That wasn’t good enough for Trump, who wants the U.S. to be paying less than other countries, Health and Human Services Secretary Alex Azar said Wednesday. “His view, which he has articulated publicly, is that America ought to be getting the best deal among developed countries,” Azar said at an event hosted by Axios. “And so that's the type of proposal we're working on.”

Trump had said in July that he was planning an executive order setting up “most favored nation” status for the United States on drug prices, but Azar said Wednesday that the plan would take the form of a regulatory proposal from his department.

Dueling plans: The Trump proposal would set an even lower benchmark than what congressional Democrats have proposed, Axios’s Catlin Owens notes. Pelosi’s bill would allow Medicare to negotiate some drug prices with manufacturers and set a ceiling of 120% of what other countries pay, with those prices also applying to private insurance plans. But the White House last week rejected House Speaker Nancy Pelosi's drug pricing bill, calling it “unworkable.” The administration’s proposal, by contrast, would only lower prices for physician-administered drugs under Medicare and would not extend those savings to drugs sold at the pharmacy counter or covered by private insurance.

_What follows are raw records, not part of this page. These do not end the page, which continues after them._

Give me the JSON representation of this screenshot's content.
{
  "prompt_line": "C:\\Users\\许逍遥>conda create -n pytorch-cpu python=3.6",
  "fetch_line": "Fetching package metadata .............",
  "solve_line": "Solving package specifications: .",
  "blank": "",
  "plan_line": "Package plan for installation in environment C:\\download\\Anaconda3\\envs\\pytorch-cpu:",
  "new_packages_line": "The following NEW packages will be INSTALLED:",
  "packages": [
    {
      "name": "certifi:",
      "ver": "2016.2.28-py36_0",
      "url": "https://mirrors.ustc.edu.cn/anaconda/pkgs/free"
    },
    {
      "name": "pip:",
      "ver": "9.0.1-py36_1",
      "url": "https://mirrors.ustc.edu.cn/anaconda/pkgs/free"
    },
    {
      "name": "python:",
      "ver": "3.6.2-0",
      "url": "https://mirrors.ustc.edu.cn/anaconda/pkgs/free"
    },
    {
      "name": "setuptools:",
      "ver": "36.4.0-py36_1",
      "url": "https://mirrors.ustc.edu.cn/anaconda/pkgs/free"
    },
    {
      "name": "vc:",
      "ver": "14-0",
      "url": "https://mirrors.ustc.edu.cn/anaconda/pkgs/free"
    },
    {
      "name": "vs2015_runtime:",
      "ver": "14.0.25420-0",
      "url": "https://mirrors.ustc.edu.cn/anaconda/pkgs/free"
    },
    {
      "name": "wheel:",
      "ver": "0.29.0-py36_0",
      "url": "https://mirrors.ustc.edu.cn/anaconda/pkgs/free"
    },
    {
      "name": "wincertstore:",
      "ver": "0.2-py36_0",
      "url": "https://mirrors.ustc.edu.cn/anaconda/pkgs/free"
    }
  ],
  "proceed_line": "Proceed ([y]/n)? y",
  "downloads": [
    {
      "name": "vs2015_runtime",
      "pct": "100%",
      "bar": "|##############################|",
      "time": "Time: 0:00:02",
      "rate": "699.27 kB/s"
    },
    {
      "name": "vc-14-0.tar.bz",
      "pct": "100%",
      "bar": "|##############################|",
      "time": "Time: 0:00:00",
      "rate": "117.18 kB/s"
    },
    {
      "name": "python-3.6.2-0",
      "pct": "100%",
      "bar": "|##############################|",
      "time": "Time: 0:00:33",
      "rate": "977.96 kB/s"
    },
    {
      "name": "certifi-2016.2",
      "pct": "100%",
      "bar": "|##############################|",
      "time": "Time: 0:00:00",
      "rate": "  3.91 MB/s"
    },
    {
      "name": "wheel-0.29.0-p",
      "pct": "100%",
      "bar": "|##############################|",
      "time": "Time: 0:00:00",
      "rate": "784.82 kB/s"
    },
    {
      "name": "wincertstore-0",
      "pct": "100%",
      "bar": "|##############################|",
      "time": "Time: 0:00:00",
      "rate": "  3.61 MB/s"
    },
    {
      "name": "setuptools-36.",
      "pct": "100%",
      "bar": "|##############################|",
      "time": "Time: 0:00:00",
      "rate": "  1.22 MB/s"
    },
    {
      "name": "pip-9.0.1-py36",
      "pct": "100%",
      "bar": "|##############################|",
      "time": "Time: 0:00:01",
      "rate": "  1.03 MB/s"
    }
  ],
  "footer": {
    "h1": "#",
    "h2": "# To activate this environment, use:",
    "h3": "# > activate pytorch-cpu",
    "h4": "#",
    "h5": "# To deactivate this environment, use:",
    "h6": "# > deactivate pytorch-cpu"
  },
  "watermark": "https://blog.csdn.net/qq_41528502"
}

The bottom line: It’s not clear if or when the administration proposal might be finalized. The idea of an international price index already faced pushback from Republican lawmakers and the pharmaceutical industry, and a lower target price will only stiffen the opposition. “The lower target price is obviously a change for the worse from industry’s perspective,” Cowen Washington Research Group analysts wrote in a note to clients. “However, in the absence of other changes to enforce the ‘target price,’ it remains highly uncertain whether the proposal could ever actually be implemented in the US.”

It's almost Friday! Send your tips and feedback to yrosenberg@thefiscaltimes.com. Follow us on Twitter: @yuvalrosenberg, @mdrainey and @TheFiscalTimes. And please tell your friends they can sign up here for their own copy of this newsletter.


Views and Analysis